=== Section Start ===

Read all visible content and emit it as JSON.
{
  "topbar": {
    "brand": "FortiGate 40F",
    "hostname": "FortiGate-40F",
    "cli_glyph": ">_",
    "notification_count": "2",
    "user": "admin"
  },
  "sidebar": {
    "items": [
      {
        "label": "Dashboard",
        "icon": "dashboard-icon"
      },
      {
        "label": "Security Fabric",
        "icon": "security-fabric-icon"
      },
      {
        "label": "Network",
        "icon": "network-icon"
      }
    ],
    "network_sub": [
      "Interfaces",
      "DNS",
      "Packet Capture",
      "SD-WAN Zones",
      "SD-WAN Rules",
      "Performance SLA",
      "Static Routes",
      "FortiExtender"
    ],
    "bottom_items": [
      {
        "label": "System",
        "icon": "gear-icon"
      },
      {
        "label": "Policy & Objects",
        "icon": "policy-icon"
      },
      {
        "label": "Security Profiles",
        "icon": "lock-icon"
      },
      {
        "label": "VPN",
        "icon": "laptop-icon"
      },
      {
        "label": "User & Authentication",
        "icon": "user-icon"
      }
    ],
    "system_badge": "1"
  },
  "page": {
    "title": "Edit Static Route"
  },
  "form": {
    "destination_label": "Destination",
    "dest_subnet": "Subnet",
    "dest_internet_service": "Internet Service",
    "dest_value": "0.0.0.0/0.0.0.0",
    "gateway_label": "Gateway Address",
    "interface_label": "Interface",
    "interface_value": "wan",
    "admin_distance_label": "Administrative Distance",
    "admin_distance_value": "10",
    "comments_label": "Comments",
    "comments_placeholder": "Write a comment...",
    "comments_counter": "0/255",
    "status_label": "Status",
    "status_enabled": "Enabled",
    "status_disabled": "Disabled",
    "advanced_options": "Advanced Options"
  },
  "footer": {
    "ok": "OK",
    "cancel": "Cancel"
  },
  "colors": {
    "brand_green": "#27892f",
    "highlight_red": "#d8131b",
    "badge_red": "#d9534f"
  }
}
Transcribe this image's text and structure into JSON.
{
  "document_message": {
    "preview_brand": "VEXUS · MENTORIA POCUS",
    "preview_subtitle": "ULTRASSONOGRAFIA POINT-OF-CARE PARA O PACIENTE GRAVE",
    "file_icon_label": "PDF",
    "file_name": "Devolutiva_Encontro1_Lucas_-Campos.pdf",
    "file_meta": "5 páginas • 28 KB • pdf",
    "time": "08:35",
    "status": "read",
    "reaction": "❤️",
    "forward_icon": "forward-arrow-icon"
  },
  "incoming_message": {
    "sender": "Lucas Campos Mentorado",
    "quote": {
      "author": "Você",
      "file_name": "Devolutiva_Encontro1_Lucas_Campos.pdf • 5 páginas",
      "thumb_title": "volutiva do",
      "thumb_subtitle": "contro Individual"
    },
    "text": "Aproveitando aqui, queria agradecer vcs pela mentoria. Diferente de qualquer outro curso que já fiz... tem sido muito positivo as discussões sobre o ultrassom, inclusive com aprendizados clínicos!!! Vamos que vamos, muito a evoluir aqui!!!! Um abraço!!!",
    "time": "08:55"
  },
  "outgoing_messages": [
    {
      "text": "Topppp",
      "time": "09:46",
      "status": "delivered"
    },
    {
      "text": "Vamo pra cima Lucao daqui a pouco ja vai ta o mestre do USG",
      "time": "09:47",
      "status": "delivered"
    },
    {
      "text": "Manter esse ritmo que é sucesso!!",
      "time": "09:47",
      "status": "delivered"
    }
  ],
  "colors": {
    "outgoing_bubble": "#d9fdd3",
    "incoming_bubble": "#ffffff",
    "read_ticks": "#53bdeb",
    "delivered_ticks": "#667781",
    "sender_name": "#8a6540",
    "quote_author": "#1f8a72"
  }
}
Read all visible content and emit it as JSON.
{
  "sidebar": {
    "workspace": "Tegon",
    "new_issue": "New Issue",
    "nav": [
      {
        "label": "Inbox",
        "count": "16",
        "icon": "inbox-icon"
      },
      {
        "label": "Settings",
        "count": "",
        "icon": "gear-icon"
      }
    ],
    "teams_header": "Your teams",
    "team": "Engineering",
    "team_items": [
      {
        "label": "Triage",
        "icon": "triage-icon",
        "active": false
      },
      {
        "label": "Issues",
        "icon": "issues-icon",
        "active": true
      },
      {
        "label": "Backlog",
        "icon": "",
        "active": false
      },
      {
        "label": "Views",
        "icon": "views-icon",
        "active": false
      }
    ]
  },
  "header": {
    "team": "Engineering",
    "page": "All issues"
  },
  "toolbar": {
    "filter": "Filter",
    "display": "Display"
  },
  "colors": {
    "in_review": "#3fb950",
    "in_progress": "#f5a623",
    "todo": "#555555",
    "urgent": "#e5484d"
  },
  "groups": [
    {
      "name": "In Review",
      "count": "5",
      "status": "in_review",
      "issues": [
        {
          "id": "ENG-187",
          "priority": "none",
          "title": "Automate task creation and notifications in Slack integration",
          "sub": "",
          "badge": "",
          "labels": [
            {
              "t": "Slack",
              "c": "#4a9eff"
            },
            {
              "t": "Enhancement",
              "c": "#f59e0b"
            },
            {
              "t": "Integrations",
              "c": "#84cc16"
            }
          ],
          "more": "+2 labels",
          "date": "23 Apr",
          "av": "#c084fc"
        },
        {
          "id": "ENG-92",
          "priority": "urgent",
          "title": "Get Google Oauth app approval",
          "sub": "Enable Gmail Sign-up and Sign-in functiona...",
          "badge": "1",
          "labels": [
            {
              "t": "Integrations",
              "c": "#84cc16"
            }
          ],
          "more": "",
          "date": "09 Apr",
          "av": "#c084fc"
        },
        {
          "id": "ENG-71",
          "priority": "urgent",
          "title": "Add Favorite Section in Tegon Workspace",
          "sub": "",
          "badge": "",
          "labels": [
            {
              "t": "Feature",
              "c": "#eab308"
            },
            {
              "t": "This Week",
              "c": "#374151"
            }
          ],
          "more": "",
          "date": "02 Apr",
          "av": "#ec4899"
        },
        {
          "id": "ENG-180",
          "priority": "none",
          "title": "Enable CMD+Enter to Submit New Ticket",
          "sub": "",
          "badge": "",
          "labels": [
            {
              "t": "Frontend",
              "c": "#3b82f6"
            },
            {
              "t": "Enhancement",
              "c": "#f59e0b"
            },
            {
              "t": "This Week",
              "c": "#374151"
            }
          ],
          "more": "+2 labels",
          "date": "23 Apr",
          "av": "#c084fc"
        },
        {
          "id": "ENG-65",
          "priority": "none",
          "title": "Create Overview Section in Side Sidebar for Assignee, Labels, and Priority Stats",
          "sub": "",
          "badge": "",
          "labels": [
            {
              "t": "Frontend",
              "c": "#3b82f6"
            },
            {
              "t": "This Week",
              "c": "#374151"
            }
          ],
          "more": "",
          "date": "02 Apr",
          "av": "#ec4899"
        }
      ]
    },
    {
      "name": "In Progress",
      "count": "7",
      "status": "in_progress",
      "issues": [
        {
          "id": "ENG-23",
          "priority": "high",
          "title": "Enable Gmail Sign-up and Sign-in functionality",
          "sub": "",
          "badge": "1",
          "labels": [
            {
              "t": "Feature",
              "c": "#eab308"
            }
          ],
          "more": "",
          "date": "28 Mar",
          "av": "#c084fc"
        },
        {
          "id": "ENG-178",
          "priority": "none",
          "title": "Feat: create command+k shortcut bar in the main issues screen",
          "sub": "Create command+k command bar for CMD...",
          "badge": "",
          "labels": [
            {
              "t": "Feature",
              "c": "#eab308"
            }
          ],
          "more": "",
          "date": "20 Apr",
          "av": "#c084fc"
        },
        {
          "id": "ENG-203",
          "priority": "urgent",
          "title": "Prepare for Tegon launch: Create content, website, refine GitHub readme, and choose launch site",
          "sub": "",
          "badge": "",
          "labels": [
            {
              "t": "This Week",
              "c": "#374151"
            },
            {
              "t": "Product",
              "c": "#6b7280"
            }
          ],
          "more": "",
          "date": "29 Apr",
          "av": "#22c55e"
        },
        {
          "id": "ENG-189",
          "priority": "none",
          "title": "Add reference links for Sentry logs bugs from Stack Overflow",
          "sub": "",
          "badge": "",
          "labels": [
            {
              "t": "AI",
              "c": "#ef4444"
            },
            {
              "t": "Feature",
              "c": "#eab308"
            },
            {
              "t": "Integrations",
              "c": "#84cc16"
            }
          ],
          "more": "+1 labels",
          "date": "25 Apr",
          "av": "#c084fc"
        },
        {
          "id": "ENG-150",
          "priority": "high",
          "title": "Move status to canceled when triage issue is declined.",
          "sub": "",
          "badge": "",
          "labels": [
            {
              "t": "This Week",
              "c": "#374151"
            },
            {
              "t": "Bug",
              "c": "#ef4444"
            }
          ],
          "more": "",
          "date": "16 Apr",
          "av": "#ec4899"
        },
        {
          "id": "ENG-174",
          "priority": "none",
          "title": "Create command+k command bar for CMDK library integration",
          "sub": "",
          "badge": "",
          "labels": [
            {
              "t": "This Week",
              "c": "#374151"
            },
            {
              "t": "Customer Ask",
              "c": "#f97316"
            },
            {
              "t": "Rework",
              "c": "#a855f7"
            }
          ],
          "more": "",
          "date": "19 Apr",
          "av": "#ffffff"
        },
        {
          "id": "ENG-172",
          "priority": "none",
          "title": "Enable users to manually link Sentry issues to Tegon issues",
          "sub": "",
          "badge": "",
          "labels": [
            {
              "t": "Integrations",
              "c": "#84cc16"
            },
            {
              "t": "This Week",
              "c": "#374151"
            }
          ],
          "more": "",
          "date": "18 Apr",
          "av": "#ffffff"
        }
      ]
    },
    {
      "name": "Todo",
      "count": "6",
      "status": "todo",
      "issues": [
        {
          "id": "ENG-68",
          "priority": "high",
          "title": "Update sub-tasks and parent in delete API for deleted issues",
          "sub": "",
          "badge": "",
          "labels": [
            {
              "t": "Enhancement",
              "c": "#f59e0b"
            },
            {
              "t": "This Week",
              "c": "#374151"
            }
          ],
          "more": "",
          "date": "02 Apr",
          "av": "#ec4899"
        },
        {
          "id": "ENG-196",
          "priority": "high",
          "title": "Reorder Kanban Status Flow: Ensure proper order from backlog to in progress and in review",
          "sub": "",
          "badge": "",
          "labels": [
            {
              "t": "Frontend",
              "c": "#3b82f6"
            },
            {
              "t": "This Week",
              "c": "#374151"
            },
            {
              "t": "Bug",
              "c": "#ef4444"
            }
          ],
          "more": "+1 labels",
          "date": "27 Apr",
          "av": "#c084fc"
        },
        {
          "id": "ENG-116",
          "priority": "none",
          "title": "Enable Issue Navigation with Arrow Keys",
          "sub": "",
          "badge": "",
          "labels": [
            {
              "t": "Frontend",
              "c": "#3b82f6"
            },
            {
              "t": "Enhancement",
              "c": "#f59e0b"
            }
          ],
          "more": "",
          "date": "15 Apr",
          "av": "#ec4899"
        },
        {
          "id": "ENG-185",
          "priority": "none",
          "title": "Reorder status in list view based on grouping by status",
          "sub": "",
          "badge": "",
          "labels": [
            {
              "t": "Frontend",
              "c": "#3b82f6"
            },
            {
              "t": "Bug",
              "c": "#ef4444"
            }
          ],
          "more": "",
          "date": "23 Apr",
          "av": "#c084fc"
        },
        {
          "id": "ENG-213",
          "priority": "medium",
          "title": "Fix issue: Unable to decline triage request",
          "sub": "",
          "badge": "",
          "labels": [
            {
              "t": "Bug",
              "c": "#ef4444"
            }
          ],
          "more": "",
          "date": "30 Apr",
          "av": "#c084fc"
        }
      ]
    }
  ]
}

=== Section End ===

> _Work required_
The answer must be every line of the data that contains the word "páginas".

> _Reply to the exercise_
    "file_meta": "5 páginas • 28 KB • pdf",
      "file_name": "Devolutiva_Encontro1_Lucas_Campos.pdf • 5 páginas",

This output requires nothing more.